Saturday, November 20, 2021

36 Righteous Men

TITLE: 36 Righteous Men
AUTHOR: Steven Pressfield

This is a page-turner, partly due to the story and partly due to the writing style used by the author. Dialogue is presented script-style and the overall narrative reads like a police report, which it mostly is, being told by Dewey, a junior detective in 2034 New York City. Climate change has reached crisis-level and now someone is killing environment activists in New York as well as other locations across the globe. Dewey and her older partner Manning are assigned to the taskforce investigating the murders. The killer leaves no trace behind, other than a mysterious mark between the victims' eyes that can be seen only after the skin is pulled back during an autopsy. A mysterious woman provides a clue that sets Manning and Dewey off on an investigative direction that puts them at odds with their supervisor. The deaths seem connected, according to the woman's info, to the Jewish myth of the 36 Righteous Men -- their identities hidden -- whose existence is keeping God from destroying humanity. Now, it seems, some supernatural creature has identified them and is killing them to bring about Armageddon. 

The urgency to keep the remaining righteous men alive is matched by a global ecosystem spiraling out of control. The sections dealing with excessive heat and storms feel all too real. The story might be fiction, but it's a cautionary tale. This could be our future, perhaps sooner than Pressfield assumed.

Wednesday, October 27, 2021

Carter Beats the Devil

TITLE:  Carter Beats the Devil
AUTHOR: Glen David Gold

This is a wonderful blending of fact and fiction, focusing on Charles Carter, a magician in the early part of the 20th Century. The inspiration for Gold's story, aka the jumping off point, is the somewhat suspicious death of President Warren G. Harding. From that moment of historical significance, Gold weaves an amazing tale full of wonder, as well as perseverance, grief, and hope. It also makes clear that a magic trick is not the same as an illusion, while continually reminding the reader of the importance of misdirection. 
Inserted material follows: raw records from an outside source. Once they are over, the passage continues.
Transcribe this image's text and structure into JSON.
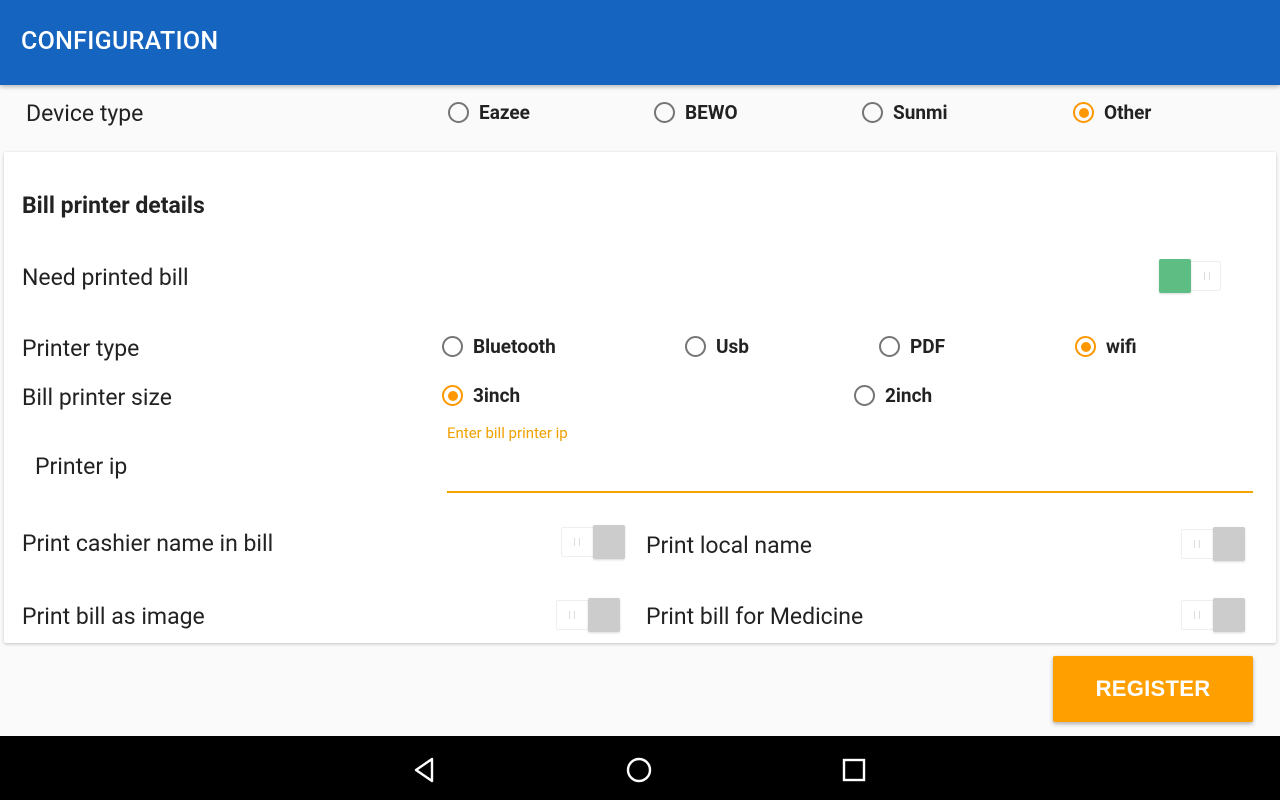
{
  "appbar": {
    "title": "CONFIGURATION"
  },
  "device_type": {
    "label": "Device type",
    "options": [
      "Eazee",
      "BEWO",
      "Sunmi",
      "Other"
    ],
    "selected": "Other"
  },
  "bill_printer": {
    "section_title": "Bill printer details",
    "need_printed_bill": {
      "label": "Need printed bill",
      "on": true
    },
    "printer_type": {
      "label": "Printer type",
      "options": [
        "Bluetooth",
        "Usb",
        "PDF",
        "wifi"
      ],
      "selected": "wifi"
    },
    "printer_size": {
      "label": "Bill printer size",
      "options": [
        "3inch",
        "2inch"
      ],
      "selected": "3inch"
    },
    "printer_ip": {
      "label": "Printer ip",
      "hint": "Enter bill printer ip",
      "value": ""
    },
    "toggles": {
      "cashier_name": {
        "label": "Print cashier name in bill",
        "on": false
      },
      "local_name": {
        "label": "Print local name",
        "on": false
      },
      "bill_as_image": {
        "label": "Print bill as image",
        "on": false
      },
      "bill_for_medicine": {
        "label": "Print bill for Medicine",
        "on": false
      }
    }
  },
  "register_button": {
    "label": "REGISTER"
  },
  "colors": {
    "appbar": "#1565c0",
    "accent": "#ff9800",
    "switch_on": "#5ebd83",
    "switch_off": "#cccccc"
  },
  "nav_icons": [
    "back-icon",
    "home-icon",
    "recents-icon"
  ]
}
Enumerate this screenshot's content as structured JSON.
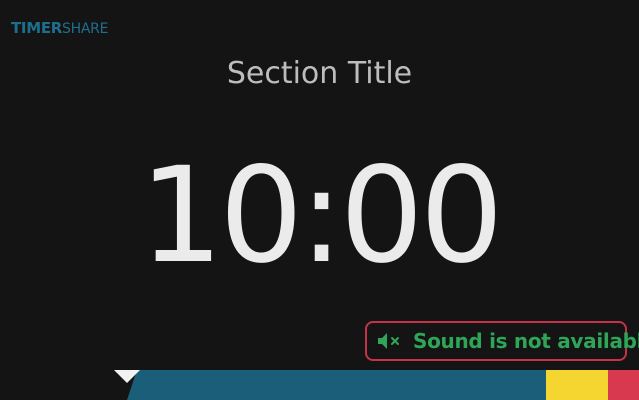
{
  "app": {
    "logo_bold": "TIMER",
    "logo_light": "SHARE",
    "brand_color": "#1d6f8e"
  },
  "timer": {
    "section_title": "Section Title",
    "time": "10:00"
  },
  "notice": {
    "icon": "speaker-muted-icon",
    "text": "Sound is not available",
    "text_color": "#2fa558",
    "border_color": "#c4334a"
  },
  "progress": {
    "colors": {
      "main": "#1a5e7a",
      "warning": "#f5d530",
      "danger": "#d9394e",
      "marker": "#f2f2f2"
    }
  }
}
Because Harding, in the book, attended Carter's show shortly before he died, participating in the mysterious final act of illusion, a determined Secret Service agent becomes convinced Carter is somehow involved in the president's death, a plot thread that gives the story most of its tension. A digression to Carter's childhood and early career, leading up to Harding's death and beyond, gives the story its soul. Carter quickly became one of my favorite characters, someone I couldn't help but root for, with his almost childlike sense of joy and confidence that things will work out. 

 I'd barely read the first hundred pages before turning to the "Program Notes" at the back, then Googling new characters as they appeared so I could know which characters were based on actual people. And as a Marx Brothers fan, I got a thrill when, during the time Carter worked on a vaudeville circuit, a comedy act titled "Fun in Hi Skule" and therefore, knew the Marx Brothers would show up. In fact, Julius (Groucho) does show up with a small speaking role. And that's all I'll say about the many delights found in this book. 

Writing about magic and illusions can't be easy, but Gold pulled it off spectacularly, grounding the story in believable characters, the ones based on reality and the ones created to fill out the story.  This book is one of the most entertaining books I've ever read.